(DATA SUPPLIED Opens)

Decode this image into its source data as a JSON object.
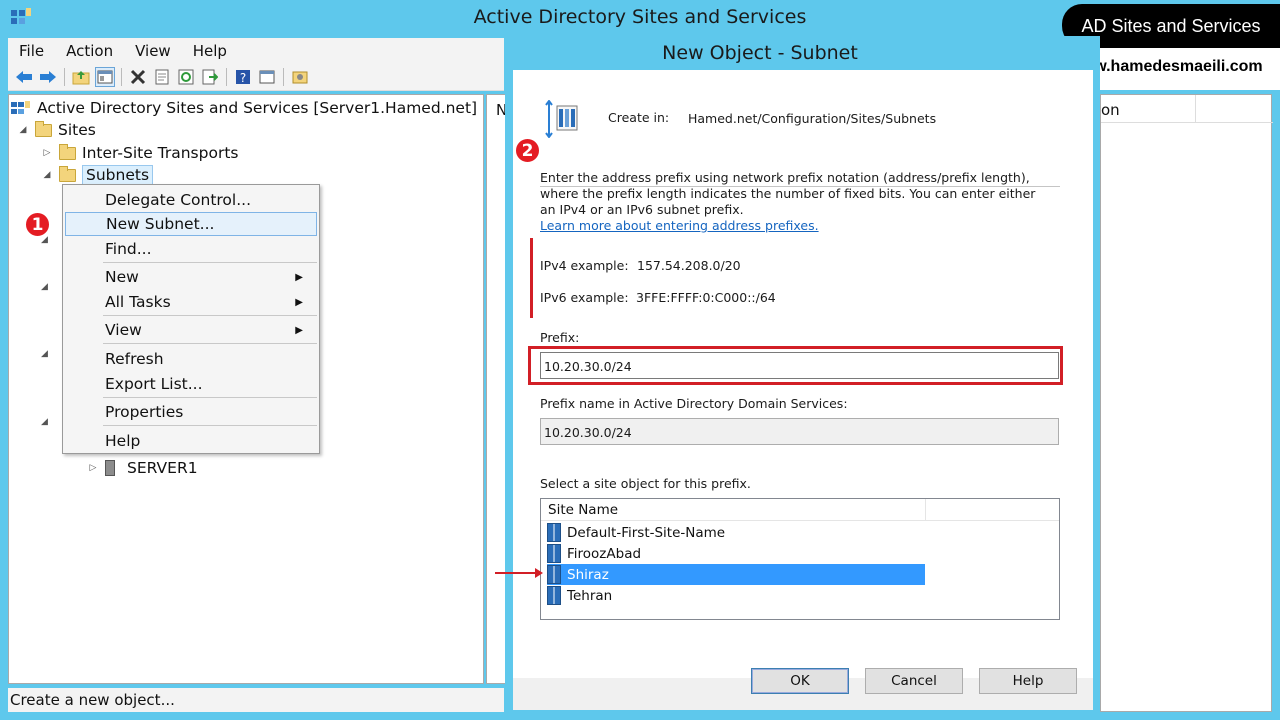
{
  "window": {
    "title": "Active Directory Sites and Services"
  },
  "menu": [
    "File",
    "Action",
    "View",
    "Help"
  ],
  "toolbar_icons": [
    "back-arrow-icon",
    "forward-arrow-icon",
    "up-folder-icon",
    "show-hide-tree-icon",
    "delete-icon",
    "properties-icon",
    "refresh-icon",
    "export-list-icon",
    "help-icon",
    "console-icon",
    "new-object-icon"
  ],
  "tree": {
    "root": "Active Directory Sites and Services [Server1.Hamed.net]",
    "sites": "Sites",
    "inter_site": "Inter-Site Transports",
    "subnets": "Subnets",
    "server": "SERVER1"
  },
  "right_pane_header": "N",
  "context_menu": {
    "items": [
      "Delegate Control...",
      "New Subnet...",
      "Find...",
      "New",
      "All Tasks",
      "View",
      "Refresh",
      "Export List...",
      "Properties",
      "Help"
    ],
    "highlighted": "New Subnet..."
  },
  "badges": {
    "one": "1",
    "two": "2"
  },
  "status": "Create a new object...",
  "far_right_header": "on",
  "watermark": {
    "line1": "AD Sites and Services",
    "line2": "www.hamedesmaeili.com"
  },
  "dialog": {
    "title": "New Object - Subnet",
    "create_in_label": "Create in:",
    "create_in_value": "Hamed.net/Configuration/Sites/Subnets",
    "instructions_1": "Enter the address prefix using network prefix notation (address/prefix length),",
    "instructions_2": "where the prefix length indicates the number of fixed bits. You can enter either",
    "instructions_3": "an IPv4 or an IPv6 subnet prefix.",
    "learn_more": "Learn more about entering address prefixes.",
    "ipv4_label": "IPv4 example:",
    "ipv4_value": "157.54.208.0/20",
    "ipv6_label": "IPv6 example:",
    "ipv6_value": "3FFE:FFFF:0:C000::/64",
    "prefix_label": "Prefix:",
    "prefix_value": "10.20.30.0/24",
    "prefix_name_label": "Prefix name in Active Directory Domain Services:",
    "prefix_name_value": "10.20.30.0/24",
    "site_select_label": "Select a site object for this prefix.",
    "site_column": "Site Name",
    "sites": [
      "Default-First-Site-Name",
      "FiroozAbad",
      "Shiraz",
      "Tehran"
    ],
    "selected_site": "Shiraz",
    "buttons": {
      "ok": "OK",
      "cancel": "Cancel",
      "help": "Help"
    }
  },
  "colors": {
    "accent": "#5ec8ec",
    "highlight": "#3399ff",
    "annotation_red": "#d21f26"
  }
}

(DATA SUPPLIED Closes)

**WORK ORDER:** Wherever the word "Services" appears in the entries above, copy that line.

**REPLY TO THE EXERCISE:**
    "title": "Active Directory Sites and Services"
    "root": "Active Directory Sites and Services [Server1.Hamed.net]",
    "line1": "AD Sites and Services",
    "prefix_name_label": "Prefix name in Active Directory Domain Services:",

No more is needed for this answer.